Author Paul Wilborn and photographer/filmmaker David Audet will share stories, photos and graphics at an event that celebrates the publication of Wilborn’s new book, Cigar City: Tales From a 1980s Creative Ghetto, publishedApril 1, 2019 by St. Petersburg Press.
Cigar City is a collection of linked short stories about the young artists, writers, poets, musicians and actors who inhabited Tampa’s Ybor City in the 1980s. Drawn by urban authenticity and cheap rents, they created a surreal, chaotic, arts scene set against the backdrop of the empty cigar factories and shotgun shacks of Tampa’s immigrant district.
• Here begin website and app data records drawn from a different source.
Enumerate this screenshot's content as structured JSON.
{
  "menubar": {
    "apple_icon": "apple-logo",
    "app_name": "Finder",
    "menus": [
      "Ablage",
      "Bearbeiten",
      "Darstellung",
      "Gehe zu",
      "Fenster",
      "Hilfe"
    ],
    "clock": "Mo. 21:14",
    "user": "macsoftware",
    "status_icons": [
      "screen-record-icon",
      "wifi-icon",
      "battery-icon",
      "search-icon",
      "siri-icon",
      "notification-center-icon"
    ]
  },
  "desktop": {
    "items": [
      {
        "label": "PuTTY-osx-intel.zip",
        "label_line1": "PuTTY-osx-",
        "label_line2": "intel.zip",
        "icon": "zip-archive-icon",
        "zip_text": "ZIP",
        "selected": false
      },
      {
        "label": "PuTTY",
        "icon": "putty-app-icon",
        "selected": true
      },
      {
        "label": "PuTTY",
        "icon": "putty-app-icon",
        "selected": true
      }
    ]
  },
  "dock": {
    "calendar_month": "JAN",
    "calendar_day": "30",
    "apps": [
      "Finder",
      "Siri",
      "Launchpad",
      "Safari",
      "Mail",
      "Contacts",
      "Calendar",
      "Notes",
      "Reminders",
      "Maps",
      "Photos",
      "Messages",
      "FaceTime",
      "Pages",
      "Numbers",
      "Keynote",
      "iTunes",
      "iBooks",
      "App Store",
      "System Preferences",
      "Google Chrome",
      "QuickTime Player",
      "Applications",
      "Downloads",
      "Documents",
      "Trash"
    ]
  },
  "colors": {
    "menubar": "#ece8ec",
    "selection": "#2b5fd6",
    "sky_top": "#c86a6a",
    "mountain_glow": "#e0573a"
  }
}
The Ybor scene drew international artists like James Rosenquist, Jim Dine, Chuck Close, among many others and mirrored what was happening at the same time in other districts, including New York’s Alphabet City.
The stories are fictional but they capture the spirit of the district during that vibrant period. Photographs and graphics by Audet and Bud Lee, the internationally known photographer who was at the center of the Ybor arts renaissance, illustrate Cigar City.
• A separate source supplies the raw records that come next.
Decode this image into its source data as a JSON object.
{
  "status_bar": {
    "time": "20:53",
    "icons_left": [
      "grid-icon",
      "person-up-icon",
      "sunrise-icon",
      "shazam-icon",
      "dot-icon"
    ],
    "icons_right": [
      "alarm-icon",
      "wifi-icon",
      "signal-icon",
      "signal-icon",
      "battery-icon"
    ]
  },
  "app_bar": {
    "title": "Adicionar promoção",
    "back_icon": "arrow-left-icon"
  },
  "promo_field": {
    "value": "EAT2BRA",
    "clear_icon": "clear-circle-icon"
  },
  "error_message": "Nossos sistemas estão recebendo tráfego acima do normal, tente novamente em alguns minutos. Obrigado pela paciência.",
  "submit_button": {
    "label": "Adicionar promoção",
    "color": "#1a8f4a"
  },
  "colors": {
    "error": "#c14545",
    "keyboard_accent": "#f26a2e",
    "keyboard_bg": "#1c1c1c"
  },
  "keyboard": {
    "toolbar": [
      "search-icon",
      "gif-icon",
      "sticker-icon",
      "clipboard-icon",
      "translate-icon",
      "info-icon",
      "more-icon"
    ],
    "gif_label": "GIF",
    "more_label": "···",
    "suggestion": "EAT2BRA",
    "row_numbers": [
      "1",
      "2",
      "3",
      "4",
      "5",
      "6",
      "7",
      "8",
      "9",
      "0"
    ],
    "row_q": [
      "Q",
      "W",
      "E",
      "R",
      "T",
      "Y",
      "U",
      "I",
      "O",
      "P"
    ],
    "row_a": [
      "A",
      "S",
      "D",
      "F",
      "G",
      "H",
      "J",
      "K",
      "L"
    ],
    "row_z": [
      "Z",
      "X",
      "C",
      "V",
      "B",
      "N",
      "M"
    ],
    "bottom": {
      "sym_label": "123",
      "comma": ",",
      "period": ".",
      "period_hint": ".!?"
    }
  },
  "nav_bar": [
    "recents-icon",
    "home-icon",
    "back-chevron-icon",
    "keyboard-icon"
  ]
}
Both Wilborn and Audet worked closely with Lee, a photographer for Life, Esquire, Rolling Stone and other major publications. The three were among the founding members of the Artists and Writers Group, which produced surreal, multi-media arts events in Tampa and Sarasota, which drew thousands of revelers. They also produced the literary and arts journal, Tabloid. Lee died in 2015.
As a journalist, Wilborn won top writing awards while working for the St. Petersburg Times, the Tampa Tribune and the Associated Press. He is executive director of the Palladium Theater in St. Petersburg. Cigar City is his first work of fiction.
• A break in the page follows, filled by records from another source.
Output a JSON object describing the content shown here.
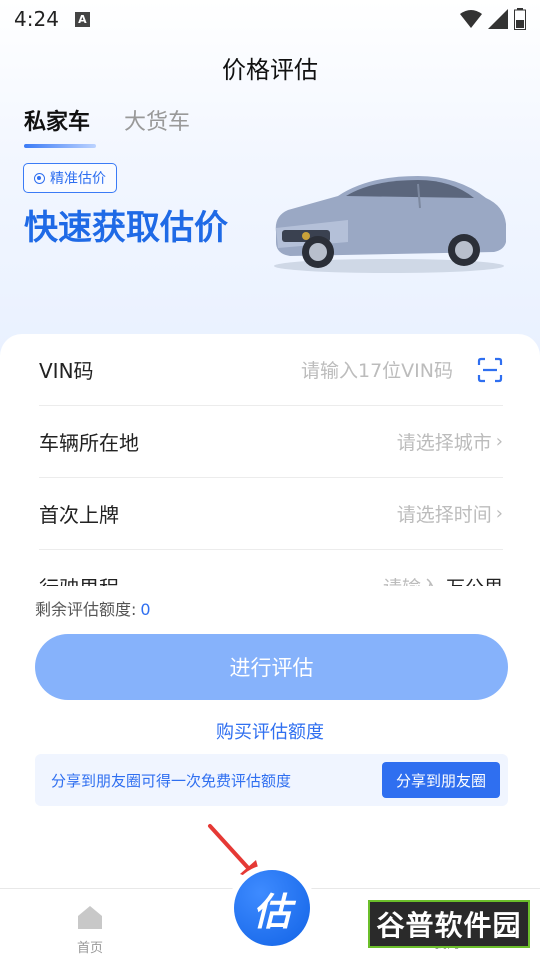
{
  "status_bar": {
    "time": "4:24",
    "notification_icon": "A"
  },
  "header": {
    "title": "价格评估"
  },
  "tabs": [
    {
      "label": "私家车",
      "active": true
    },
    {
      "label": "大货车",
      "active": false
    }
  ],
  "hero": {
    "badge": "精准估价",
    "headline": "快速获取估价"
  },
  "form": {
    "vin": {
      "label": "VIN码",
      "placeholder": "请输入17位VIN码"
    },
    "location": {
      "label": "车辆所在地",
      "placeholder": "请选择城市"
    },
    "first_reg": {
      "label": "首次上牌",
      "placeholder": "请选择时间"
    },
    "mileage": {
      "label": "行驶里程",
      "placeholder": "请输入",
      "unit": "万公里"
    }
  },
  "quota": {
    "label": "剩余评估额度:",
    "value": "0"
  },
  "actions": {
    "evaluate": "进行评估",
    "buy_quota": "购买评估额度"
  },
  "share": {
    "text": "分享到朋友圈可得一次免费评估额度",
    "button": "分享到朋友圈"
  },
  "bottom_nav": {
    "home": "首页",
    "fab": "估",
    "right": "我的"
  },
  "watermark": {
    "text": "谷普软件园"
  },
  "colors": {
    "accent": "#2f6ff0",
    "button_disabled": "#86b2fb",
    "highlight_arrow": "#e53935"
  }
}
Audet is a photographer, filmmaker and teacher. He has continued to produce literary, film and other events under the non-profit Artists and Writers Group, including the annual Cuban Sandwich Show, Deep Carnivale and the Ybor
Festival of the Moving Image.
This event will include readings by Wilborn, and photos and graphics from the era by Audet and Lee.